**What is expected**
What you return must match the entries exactly, except that the pictures are gone.

[Data for review Boundary: Start]

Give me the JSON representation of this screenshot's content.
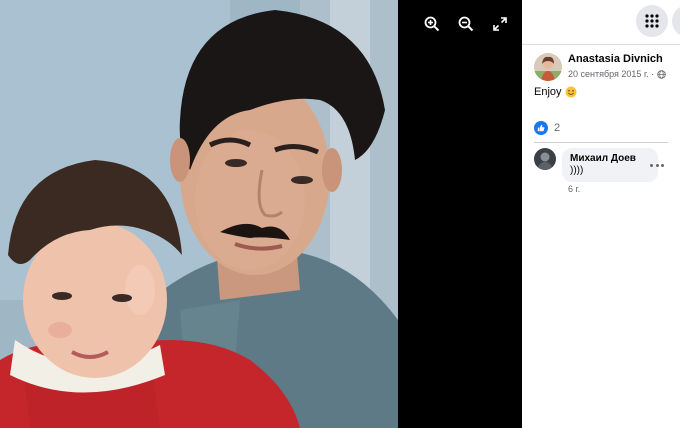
{
  "viewer": {
    "tools": [
      {
        "icon": "zoom-in-icon"
      },
      {
        "icon": "zoom-out-icon"
      },
      {
        "icon": "fullscreen-icon"
      }
    ],
    "photo_desc_icon": "family-photo"
  },
  "panel": {
    "menu_icon": "grid-menu-icon",
    "post": {
      "author": "Anastasia Divnich",
      "date": "20 сентября 2015 г. ·",
      "privacy_icon": "globe-icon",
      "text": "Enjoy",
      "emoji_icon": "smile-emoji-icon"
    },
    "reactions": {
      "icon": "like-icon",
      "count": "2"
    },
    "comment": {
      "author": "Михаил Доев",
      "text": "))))",
      "time": "6 г."
    }
  },
  "colors": {
    "accent": "#1877f2",
    "panel_bg": "#ffffff",
    "viewer_bg": "#000000",
    "bubble_bg": "#f0f2f5",
    "muted_text": "#65676b"
  }
}
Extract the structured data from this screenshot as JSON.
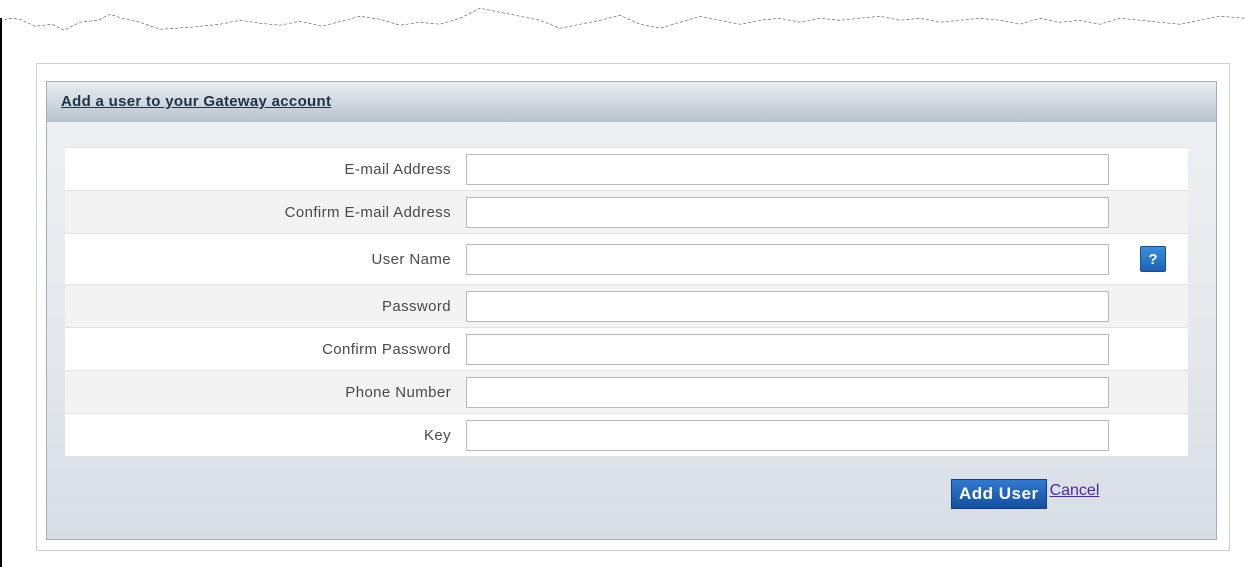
{
  "panel": {
    "title": "Add a user to your Gateway account"
  },
  "form": {
    "fields": [
      {
        "label": "E-mail Address",
        "value": "",
        "placeholder": ""
      },
      {
        "label": "Confirm E-mail Address",
        "value": "",
        "placeholder": ""
      },
      {
        "label": "User Name",
        "value": "",
        "placeholder": ""
      },
      {
        "label": "Password",
        "value": "",
        "placeholder": ""
      },
      {
        "label": "Confirm Password",
        "value": "",
        "placeholder": ""
      },
      {
        "label": "Phone Number",
        "value": "",
        "placeholder": ""
      },
      {
        "label": "Key",
        "value": "",
        "placeholder": ""
      }
    ],
    "help_icon_label": "?"
  },
  "actions": {
    "add_user_label": "Add User",
    "cancel_label": "Cancel"
  },
  "colors": {
    "accent_button": "#1c5fb0",
    "header_title": "#1f3347",
    "link": "#4b2a9a"
  },
  "icons": {
    "help": "question-mark-icon"
  }
}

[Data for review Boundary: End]

**Response**
Give me the JSON representation of this screenshot's content.
{
  "viewer": {
    "tools": [
      {
        "icon": "zoom-in-icon"
      },
      {
        "icon": "zoom-out-icon"
      },
      {
        "icon": "fullscreen-icon"
      }
    ],
    "photo_desc_icon": "family-photo"
  },
  "panel": {
    "menu_icon": "grid-menu-icon",
    "post": {
      "author": "Anastasia Divnich",
      "date": "20 сентября 2015 г. ·",
      "privacy_icon": "globe-icon",
      "text": "Enjoy",
      "emoji_icon": "smile-emoji-icon"
    },
    "reactions": {
      "icon": "like-icon",
      "count": "2"
    },
    "comment": {
      "author": "Михаил Доев",
      "text": "))))",
      "time": "6 г."
    }
  },
  "colors": {
    "accent": "#1877f2",
    "panel_bg": "#ffffff",
    "viewer_bg": "#000000",
    "bubble_bg": "#f0f2f5",
    "muted_text": "#65676b"
  }
}
Extract the structured data from this screenshot as JSON.
{
  "panel": {
    "title": "Add a user to your Gateway account"
  },
  "form": {
    "fields": [
      {
        "label": "E-mail Address",
        "value": "",
        "placeholder": ""
      },
      {
        "label": "Confirm E-mail Address",
        "value": "",
        "placeholder": ""
      },
      {
        "label": "User Name",
        "value": "",
        "placeholder": ""
      },
      {
        "label": "Password",
        "value": "",
        "placeholder": ""
      },
      {
        "label": "Confirm Password",
        "value": "",
        "placeholder": ""
      },
      {
        "label": "Phone Number",
        "value": "",
        "placeholder": ""
      },
      {
        "label": "Key",
        "value": "",
        "placeholder": ""
      }
    ],
    "help_icon_label": "?"
  },
  "actions": {
    "add_user_label": "Add User",
    "cancel_label": "Cancel"
  },
  "colors": {
    "accent_button": "#1c5fb0",
    "header_title": "#1f3347",
    "link": "#4b2a9a"
  },
  "icons": {
    "help": "question-mark-icon"
  }
}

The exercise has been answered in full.